Covering the five weeks 27 August – 30 September 2017

  • Footfall fell in Wales by 1.9 per cent against a positive August (0.3 per cent).
  • This was below the three month rolling average of -0.9 per cent but the 12 month rolling average has fallen 0. 6 percentage points from 1.2 per cent to 0.6 per cent.
  • Footfall fell on the High street to -2.7 per cent. Wales showed positive growth only in Retail Parks of 0.8 per cent, a significant change to the growth seen in August of 1.6 per cent, but identical to last year’s growth rate.

Sara Jones, Head of Policy & External Affairs | Welsh Retail Consortium

"September saw an unwelcome fall in visitor numbers to Welsh shopping destinations, with high streets suffering the largest drop of 2.7 per cent. The overall figure puts Wales behind the UK average and will be of concern as we enter the festive shopping period.

"What Welsh retailers need now is a signal of confidence and stability at a time of when the cost of doing business is becoming a deterrent to investment.  We urge the Welsh Government to reflect on these issues when it tables its detailed budget plans later this month, giving the Welsh retail industry the boost it needs at a time of ongoing certainty and cost pressures.  Specifically, unless the Welsh Government takes action, next year’s rates bills could be significantly increased if the business rates multiplier rises in line with RPI as in previous years. Welsh Ministers should take a hard look at the pressure affecting high streets and take steps to minimise the impact on retailers and communities."

Diane Wehrle, Springboard Marketing and Insights Director

"The drop in Wales’s footfall in September of -1.9 per cent drove the three month rolling average down to -0.8 per cent from +0.4 per cent in August; the worst three month average this year.  Retail sales rose in September due to inflation, but the accelerating decline in footfall is a strong indicator of consumers railing back spending. Much is often made about the impact of weather, but with similar weather conditions to September 2016, this cannot be put forward as a driver.  Aggressive early season sales indicate retailers are spooked, and they will be on edge with the six week countdown now on to the start of the festive shopping season.

"And the decline in footfall doesn’t just mean reduced spending on retail goods; drops in footfall across all periods of the 24 hour day (-1.6 per cent from 9am to 5pm and -3.7 per cent post 5pm in Wales) demonstrate that leisure and hospitality spending is also being curtailed.  The fact that the drop in footfall during day time hours was half that post 5pm suggests some resilience, but this was derived from stronger performance in retail parks than in high streets and shopping centres, where day time footfall dropped by -2.6 per cent and -2.1 per cent respectively.
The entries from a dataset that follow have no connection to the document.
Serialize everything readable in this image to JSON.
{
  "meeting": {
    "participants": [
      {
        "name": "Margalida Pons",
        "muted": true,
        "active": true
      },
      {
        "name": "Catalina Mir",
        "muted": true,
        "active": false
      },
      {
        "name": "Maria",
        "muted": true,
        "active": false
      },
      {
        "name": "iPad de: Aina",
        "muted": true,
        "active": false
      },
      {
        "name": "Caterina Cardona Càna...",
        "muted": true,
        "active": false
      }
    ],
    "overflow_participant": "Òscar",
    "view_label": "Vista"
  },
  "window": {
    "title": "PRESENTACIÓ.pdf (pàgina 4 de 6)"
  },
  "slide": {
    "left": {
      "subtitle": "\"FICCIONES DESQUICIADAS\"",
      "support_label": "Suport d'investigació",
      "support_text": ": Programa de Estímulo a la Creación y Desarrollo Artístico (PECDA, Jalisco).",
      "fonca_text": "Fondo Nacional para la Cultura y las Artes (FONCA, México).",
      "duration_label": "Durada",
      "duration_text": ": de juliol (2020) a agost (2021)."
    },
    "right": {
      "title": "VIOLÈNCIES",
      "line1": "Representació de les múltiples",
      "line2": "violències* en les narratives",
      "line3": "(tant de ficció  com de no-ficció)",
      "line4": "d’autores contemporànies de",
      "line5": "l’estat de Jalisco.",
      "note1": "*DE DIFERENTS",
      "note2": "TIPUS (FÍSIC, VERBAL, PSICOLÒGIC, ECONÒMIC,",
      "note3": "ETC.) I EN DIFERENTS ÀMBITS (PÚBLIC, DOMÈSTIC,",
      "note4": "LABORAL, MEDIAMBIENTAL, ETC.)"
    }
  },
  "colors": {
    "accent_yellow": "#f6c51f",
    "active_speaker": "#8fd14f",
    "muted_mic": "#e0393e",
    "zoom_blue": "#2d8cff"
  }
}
"Retail parks in Wales, continue to increase their appeal with a rise of +0.8 per cent; the eighth consecutive month of footfall increase. The appeal of their accessibility and free parking, alongside an increasingly attractive proposition, comes to the fore when household budgets are squeezed through inflationary pressures and minimal wage rise."